like do english counties have a different name in portuguese? what is the smallest town another nation would bother to translate? if its all based on historical stuff would a new town created today be called the same worldwide?
Very much the old vs modern that fashion, isn’t it? I think older names seem lodged as the Anglicised while stuff that was adopted/learned more recently gets an attempt to keep the local pronunciation.
As ccb says I tjonk it will be colonisation. Previous generations of Middle Classes wanted to show their superiority by covering up foreigners but now they want to look cultured.
It also seems to be selective when the native naming is used and when the anglicised one is. For example, it wasn’t until long after I moved to Nijmegen that I learned that in English it’s called Nymegen (from a British bank statement, no less), but I have never once seen it referred to by that spelling in any English media.
Most of these are surely just mis-pronunciations of the local names that have been around so long that they have become the customary way of referring to places in English.
You can see how Livorno>Legorno>Leghorn, especially amongst generations of people who’d not seen it written down.

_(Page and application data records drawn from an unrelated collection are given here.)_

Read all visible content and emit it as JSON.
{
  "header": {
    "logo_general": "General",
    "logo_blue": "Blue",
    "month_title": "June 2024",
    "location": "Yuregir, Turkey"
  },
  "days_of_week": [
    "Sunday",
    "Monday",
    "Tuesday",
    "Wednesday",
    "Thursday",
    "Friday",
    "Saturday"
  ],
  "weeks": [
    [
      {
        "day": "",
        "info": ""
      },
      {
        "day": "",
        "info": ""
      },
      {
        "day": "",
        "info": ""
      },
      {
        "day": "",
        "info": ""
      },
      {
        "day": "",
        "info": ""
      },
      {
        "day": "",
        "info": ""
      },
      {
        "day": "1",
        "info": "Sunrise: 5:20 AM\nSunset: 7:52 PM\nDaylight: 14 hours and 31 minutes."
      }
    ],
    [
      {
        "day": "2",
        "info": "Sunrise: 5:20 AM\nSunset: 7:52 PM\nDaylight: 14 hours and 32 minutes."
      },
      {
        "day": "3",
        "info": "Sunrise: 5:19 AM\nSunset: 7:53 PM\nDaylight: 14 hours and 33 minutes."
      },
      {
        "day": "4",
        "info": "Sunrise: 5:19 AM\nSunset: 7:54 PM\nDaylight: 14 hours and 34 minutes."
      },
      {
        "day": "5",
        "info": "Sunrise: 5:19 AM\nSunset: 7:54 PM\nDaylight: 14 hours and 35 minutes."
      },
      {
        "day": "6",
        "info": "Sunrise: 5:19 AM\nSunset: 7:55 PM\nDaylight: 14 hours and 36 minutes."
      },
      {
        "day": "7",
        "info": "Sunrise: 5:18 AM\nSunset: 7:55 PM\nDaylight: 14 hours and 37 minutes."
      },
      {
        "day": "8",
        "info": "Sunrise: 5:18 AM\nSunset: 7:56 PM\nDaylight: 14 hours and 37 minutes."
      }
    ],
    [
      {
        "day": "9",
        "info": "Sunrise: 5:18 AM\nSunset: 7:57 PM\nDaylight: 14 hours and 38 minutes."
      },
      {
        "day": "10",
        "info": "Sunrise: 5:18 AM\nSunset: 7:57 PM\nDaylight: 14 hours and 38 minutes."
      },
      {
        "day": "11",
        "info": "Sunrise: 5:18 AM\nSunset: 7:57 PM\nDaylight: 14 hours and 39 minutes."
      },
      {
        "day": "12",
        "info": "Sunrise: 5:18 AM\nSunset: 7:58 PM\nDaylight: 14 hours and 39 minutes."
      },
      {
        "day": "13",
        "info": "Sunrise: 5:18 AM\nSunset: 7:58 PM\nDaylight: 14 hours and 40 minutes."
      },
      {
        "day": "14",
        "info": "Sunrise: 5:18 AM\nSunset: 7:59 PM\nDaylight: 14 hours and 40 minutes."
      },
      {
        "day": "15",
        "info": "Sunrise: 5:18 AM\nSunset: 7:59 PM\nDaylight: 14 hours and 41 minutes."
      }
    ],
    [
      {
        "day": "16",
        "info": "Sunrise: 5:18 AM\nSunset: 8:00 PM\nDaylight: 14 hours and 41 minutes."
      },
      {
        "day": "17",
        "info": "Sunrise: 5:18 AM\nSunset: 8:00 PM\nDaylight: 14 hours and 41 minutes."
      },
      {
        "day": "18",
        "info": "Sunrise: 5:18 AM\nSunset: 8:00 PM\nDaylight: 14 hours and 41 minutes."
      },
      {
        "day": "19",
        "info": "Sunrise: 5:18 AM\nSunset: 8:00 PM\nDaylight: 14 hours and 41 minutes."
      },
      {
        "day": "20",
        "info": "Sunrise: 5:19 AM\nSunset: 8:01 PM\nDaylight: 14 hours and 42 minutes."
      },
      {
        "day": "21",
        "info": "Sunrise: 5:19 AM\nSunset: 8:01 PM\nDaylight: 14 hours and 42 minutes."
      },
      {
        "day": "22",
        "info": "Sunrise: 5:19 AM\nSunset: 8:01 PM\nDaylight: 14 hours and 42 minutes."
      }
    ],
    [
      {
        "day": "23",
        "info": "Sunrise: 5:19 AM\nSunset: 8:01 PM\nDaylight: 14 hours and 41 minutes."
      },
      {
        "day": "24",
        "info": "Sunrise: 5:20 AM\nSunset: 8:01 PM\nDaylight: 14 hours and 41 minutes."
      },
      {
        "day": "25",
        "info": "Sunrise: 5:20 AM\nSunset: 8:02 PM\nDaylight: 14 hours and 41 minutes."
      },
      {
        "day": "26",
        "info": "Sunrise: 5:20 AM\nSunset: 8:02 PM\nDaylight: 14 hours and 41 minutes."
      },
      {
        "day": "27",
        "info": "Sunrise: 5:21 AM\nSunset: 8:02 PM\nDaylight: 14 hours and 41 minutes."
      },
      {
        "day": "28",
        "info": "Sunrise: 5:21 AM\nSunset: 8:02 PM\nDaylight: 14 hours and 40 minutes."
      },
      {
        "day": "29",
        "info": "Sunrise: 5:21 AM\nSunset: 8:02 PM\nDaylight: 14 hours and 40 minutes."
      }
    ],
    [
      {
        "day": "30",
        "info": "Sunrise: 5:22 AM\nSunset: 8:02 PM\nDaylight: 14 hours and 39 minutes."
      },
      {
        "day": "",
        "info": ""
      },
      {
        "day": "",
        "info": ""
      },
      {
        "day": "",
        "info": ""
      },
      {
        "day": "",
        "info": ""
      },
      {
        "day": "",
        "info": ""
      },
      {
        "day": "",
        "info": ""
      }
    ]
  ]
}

The naming/spelling of places even in England was pretty fluid if you go back a few hundred years.
It’s less likely to happen with places that the English speaking world has come into regular contact with more recently.